__Task requirements__. Whenever a line of the listing contains the string "title", return that line.

(Data to use)

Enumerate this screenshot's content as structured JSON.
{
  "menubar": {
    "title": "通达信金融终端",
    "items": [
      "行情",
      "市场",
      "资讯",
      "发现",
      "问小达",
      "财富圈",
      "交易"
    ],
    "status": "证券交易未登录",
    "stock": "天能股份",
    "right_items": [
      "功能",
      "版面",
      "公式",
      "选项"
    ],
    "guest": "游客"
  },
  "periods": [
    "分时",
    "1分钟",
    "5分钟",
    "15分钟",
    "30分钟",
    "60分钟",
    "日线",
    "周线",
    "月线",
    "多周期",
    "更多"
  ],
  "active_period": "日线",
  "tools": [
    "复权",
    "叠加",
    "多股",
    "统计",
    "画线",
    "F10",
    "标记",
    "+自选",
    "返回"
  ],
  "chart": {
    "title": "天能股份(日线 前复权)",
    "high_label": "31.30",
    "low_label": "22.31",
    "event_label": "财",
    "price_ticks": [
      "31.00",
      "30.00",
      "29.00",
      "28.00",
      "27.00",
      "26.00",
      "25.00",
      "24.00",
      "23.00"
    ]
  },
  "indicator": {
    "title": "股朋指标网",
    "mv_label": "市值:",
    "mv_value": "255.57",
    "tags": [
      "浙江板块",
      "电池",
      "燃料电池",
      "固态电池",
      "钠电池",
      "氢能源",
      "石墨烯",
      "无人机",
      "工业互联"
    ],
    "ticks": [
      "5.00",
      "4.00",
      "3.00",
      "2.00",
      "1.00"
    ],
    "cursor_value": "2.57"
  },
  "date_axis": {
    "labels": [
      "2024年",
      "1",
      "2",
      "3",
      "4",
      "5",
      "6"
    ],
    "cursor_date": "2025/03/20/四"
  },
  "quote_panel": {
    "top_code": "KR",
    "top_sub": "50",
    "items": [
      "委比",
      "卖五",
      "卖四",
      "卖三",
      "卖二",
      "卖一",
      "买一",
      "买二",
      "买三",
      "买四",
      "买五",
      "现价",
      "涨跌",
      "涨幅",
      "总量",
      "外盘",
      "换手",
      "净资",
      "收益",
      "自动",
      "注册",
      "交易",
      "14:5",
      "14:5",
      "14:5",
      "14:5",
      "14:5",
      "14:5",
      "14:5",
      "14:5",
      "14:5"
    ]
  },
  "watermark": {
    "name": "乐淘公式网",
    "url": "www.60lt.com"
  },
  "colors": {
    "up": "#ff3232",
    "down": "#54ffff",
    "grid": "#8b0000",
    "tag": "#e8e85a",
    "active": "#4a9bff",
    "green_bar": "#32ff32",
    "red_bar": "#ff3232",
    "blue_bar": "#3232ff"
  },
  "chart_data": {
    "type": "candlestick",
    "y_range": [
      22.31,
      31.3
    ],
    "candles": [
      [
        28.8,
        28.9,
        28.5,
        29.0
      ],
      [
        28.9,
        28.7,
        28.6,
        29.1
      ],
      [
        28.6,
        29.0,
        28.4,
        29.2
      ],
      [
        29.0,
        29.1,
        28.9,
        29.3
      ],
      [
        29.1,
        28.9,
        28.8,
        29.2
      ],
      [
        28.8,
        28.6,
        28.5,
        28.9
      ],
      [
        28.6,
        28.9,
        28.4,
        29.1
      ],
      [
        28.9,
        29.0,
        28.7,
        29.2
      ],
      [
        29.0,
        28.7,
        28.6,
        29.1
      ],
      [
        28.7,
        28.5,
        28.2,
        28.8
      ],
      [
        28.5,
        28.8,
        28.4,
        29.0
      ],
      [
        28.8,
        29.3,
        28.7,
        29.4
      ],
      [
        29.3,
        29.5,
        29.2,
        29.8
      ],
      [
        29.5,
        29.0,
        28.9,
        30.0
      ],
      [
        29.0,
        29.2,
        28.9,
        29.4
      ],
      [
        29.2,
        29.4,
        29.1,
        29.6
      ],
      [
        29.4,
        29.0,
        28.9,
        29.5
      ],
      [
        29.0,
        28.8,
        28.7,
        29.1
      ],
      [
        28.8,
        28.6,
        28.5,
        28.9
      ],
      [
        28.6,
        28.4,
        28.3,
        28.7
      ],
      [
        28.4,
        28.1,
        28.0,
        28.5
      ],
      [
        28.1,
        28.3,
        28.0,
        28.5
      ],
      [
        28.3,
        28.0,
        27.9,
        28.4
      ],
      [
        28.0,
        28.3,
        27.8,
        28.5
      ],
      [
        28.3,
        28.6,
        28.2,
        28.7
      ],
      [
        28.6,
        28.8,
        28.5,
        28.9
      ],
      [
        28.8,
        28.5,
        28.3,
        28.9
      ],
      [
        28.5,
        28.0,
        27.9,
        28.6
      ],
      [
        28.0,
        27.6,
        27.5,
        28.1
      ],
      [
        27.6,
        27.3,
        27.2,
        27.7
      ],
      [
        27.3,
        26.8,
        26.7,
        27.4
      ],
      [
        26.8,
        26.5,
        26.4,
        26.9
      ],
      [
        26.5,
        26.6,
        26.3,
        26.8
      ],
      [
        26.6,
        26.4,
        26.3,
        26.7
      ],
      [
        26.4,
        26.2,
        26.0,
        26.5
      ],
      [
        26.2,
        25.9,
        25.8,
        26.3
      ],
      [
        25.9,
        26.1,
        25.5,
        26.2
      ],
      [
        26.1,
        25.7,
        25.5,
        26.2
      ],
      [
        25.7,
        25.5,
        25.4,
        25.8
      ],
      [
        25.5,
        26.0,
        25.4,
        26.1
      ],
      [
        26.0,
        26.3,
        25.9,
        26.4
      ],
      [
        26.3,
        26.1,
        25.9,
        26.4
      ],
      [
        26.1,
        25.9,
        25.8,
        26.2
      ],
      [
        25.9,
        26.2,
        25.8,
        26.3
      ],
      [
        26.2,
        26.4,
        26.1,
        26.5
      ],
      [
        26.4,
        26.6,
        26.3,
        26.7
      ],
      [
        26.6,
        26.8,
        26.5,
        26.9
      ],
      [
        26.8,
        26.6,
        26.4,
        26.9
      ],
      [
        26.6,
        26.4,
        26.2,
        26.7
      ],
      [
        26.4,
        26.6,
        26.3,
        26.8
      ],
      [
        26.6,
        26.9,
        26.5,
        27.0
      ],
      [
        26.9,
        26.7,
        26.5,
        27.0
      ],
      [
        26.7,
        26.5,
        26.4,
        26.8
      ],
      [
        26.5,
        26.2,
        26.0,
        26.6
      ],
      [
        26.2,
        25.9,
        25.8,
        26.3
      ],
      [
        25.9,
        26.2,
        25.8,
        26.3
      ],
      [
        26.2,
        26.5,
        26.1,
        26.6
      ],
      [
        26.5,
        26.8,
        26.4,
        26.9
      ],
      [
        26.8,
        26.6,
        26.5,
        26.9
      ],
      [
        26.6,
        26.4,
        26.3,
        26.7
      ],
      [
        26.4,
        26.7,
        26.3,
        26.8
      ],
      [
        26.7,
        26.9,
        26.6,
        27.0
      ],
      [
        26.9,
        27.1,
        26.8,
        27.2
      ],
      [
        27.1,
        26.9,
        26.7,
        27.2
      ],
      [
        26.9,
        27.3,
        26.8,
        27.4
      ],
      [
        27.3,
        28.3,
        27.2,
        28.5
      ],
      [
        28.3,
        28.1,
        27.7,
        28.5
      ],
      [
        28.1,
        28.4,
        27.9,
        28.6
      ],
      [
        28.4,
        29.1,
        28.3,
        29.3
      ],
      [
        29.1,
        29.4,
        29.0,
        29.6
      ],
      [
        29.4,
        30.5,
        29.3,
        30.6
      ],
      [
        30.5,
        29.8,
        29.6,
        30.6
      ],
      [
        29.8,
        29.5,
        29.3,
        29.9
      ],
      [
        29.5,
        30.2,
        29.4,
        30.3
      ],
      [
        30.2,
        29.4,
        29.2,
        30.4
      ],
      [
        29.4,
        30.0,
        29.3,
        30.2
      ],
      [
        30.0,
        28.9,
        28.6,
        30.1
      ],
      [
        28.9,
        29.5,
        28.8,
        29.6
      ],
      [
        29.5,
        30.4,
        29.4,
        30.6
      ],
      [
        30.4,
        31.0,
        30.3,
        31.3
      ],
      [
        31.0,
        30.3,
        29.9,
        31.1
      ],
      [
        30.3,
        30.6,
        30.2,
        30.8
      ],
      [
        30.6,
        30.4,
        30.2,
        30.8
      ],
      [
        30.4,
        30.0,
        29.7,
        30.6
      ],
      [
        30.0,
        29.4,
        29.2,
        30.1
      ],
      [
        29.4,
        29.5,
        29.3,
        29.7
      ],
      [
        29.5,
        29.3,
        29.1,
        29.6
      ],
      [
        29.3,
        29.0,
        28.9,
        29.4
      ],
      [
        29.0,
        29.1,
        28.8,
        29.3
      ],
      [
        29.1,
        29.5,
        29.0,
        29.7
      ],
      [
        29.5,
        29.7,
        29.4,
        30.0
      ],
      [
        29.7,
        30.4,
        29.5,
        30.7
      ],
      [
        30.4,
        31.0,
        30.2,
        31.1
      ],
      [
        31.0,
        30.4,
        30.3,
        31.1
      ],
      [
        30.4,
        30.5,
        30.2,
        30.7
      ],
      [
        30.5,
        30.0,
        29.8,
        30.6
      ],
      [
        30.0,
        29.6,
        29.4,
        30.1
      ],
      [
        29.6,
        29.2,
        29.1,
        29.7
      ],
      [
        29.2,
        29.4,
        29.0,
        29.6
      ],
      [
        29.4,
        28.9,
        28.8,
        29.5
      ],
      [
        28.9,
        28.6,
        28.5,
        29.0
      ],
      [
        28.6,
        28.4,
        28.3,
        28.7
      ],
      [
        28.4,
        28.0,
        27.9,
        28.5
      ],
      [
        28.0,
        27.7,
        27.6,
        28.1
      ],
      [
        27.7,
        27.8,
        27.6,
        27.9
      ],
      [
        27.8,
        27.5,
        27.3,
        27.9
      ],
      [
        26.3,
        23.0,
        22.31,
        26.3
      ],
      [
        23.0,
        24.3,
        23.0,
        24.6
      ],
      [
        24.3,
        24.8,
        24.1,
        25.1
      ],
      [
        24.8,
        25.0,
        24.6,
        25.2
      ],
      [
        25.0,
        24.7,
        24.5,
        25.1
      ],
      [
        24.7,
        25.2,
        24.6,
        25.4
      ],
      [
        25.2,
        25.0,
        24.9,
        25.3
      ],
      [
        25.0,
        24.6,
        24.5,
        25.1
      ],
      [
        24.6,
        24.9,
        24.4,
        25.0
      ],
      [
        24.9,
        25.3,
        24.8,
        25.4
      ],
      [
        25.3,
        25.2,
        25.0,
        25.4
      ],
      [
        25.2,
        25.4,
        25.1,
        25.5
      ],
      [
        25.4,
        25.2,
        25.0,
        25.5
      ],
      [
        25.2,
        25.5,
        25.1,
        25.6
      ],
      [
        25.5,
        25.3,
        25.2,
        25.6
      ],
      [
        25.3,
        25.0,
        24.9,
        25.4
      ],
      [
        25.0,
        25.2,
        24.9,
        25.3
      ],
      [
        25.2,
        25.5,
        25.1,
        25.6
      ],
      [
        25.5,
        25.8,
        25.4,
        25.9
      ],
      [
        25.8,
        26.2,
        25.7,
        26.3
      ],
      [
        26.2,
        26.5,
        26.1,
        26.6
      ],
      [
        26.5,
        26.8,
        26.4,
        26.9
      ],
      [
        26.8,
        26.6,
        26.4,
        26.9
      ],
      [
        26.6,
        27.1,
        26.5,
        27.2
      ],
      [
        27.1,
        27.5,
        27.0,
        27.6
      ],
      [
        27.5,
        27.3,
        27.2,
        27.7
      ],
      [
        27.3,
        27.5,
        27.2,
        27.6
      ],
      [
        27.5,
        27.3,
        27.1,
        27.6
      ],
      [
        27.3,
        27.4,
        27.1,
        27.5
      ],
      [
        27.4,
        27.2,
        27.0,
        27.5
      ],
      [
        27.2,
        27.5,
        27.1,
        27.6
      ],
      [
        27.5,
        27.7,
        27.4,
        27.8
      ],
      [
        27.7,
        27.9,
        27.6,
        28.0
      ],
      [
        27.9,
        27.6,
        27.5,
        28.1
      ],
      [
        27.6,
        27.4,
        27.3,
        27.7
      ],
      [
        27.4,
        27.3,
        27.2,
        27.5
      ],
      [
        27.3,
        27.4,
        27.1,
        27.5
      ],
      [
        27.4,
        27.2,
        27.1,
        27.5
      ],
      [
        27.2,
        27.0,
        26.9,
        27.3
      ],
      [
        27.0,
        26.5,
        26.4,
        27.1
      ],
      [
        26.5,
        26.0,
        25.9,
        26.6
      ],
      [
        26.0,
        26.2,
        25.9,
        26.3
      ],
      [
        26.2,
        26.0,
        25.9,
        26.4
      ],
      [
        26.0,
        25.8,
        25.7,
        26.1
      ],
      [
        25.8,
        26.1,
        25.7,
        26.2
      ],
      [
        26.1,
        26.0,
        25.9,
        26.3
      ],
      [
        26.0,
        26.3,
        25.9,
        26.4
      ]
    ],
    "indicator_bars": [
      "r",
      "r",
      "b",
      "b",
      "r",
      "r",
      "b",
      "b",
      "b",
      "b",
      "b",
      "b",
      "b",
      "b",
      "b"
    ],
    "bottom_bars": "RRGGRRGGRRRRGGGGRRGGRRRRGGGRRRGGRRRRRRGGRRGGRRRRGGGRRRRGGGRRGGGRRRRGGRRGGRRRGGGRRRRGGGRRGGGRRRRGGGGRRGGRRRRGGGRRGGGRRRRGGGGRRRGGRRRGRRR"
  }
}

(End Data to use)

__Exercise output__.
    "title": "通达信金融终端",
    "title": "天能股份(日线 前复权)",
    "title": "股朋指标网",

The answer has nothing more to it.